Avery Beebe

I really appreciated the way Reconstructing the South puts students into the perspectives of freed people. It has always been a struggle for me as a teacher to encourage students to think from this perspective rather than just the perspective of former plantation owners. The activity also set the stage for students to consider possible outcomes and recognize that history and government policy are not inevitable.

Here are some of the highlights of the arguments some of my students made:

“We should remove the plantations and replace them with something else since it would be traumatic for former slaves to live with them in their community.”

“We could continue to grow cotton in the south because we could get economic and political support from the north since the northern industry and politicians rely on cotton production.”

“Confederate generals should be charged as war criminals since they were involved in the civil war. Harsh punishment is well-deserved.”

“We should tax and fine war criminals instead of imprisoning or executing. We do not want the south to fight back again.”

“All people should be freed on the plantations and troops should patrol the plantations to make sure that people were free.”

“Wasn´t the south really poor after the war? How are they going to pay a fine or tax?”

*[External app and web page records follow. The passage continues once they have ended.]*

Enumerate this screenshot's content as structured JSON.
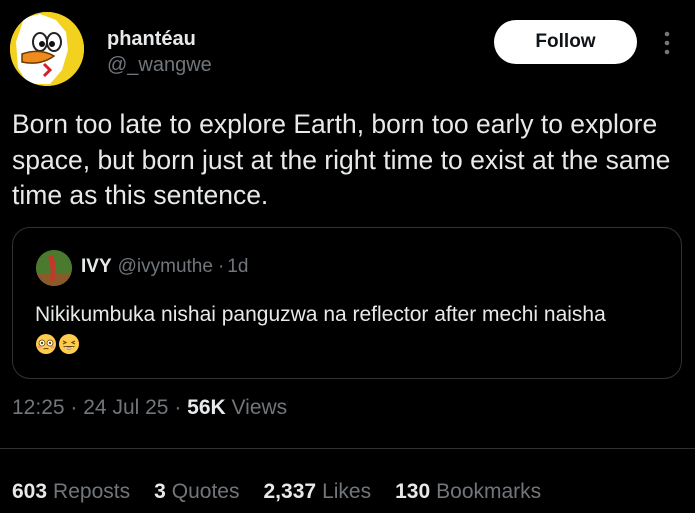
{
  "author": {
    "display_name": "phantéau",
    "handle": "@_wangwe",
    "avatar_icon": "duck-avatar-icon"
  },
  "follow_label": "Follow",
  "tweet": {
    "text": "Born too late to explore Earth, born too early to explore space, but born just at the right time to exist at the same time as this sentence."
  },
  "quote": {
    "name": "IVY",
    "handle": "@ivymuthe",
    "separator": "·",
    "time": "1d",
    "text": "Nikikumbuka nishai panguzwa na reflector after mechi naisha",
    "emojis": [
      "flushed-face-emoji",
      "grinning-squinting-face-emoji"
    ]
  },
  "meta": {
    "time": "12:25",
    "sep1": "·",
    "date": "24 Jul 25",
    "sep2": "·",
    "views_count": "56K",
    "views_label": "Views"
  },
  "stats": {
    "reposts_count": "603",
    "reposts_label": "Reposts",
    "quotes_count": "3",
    "quotes_label": "Quotes",
    "likes_count": "2,337",
    "likes_label": "Likes",
    "bookmarks_count": "130",
    "bookmarks_label": "Bookmarks"
  },
  "colors": {
    "background": "#000000",
    "text_primary": "#e7e9ea",
    "text_secondary": "#71767b",
    "border": "#2f3336",
    "avatar_bg": "#f2d21e"
  }
}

“The issue on who should control the plantations after the war is absolutely an important one because this was the very foundation on partially almost every issue the North and South had between each other. This also was a very large issue that would essentially define Southern culture because it meant giving up their land and lifestyle that they had and giving it to those who had worked for them previously. “

“We decided that they will be taxed and that the northern troops will occupy and check the south for slaves. This will help keep the southerners from rising up again and try to fire up the war again.”

“My group said a contract should be signed for no slavery and that all southern states should be taxed and that slaves were to get some money back from their owners, and maybe there should be a guarantee that free black men will be able to find work and get paid. I think that class needed to realize that the south was still for slavery and it would not go away easily so we needed to set strict laws and rules in place to prevent it from coming back.”

“They want to share the land which makes no sense because why will you share a field with your ex owners who beat you all of the time? Plus you will probably still get threatened and I wouldn’t want that”

“My group decided that it would be the best decision to give the plantations to freed African American men and women because they were the ones who kept them running smoothly for years, while their masters just sat back and watched. However, the class decided to have the white plantation owners share their lands with freed African Americans equally. This could lead to feuds between lands and plantation owners because the white men and women in the south could become very upset with the idea of giving away their land to someone they have seen as inferior to themselves.”

“Slavery should’ve been abolished a long time ago because it would’ve prevented the war in the first place. However, slavery definitely needed to come to an end after the war, so the new laws should’ve been strictly enforced. Nobody should have to do any labor for no expense, for instance, indentured servants or slaves. “

“Freed slaves should not have to promise anything in order to own land because America should move past slavery and African Americans being forced to grow cotton is a thing of the past.”

“Slavery is not going to go away immediately because it has been around for a long time and it was considered a lifestyle for many. We are going to have to think of multiple different ways to get rid of it and make sure it does not come back.”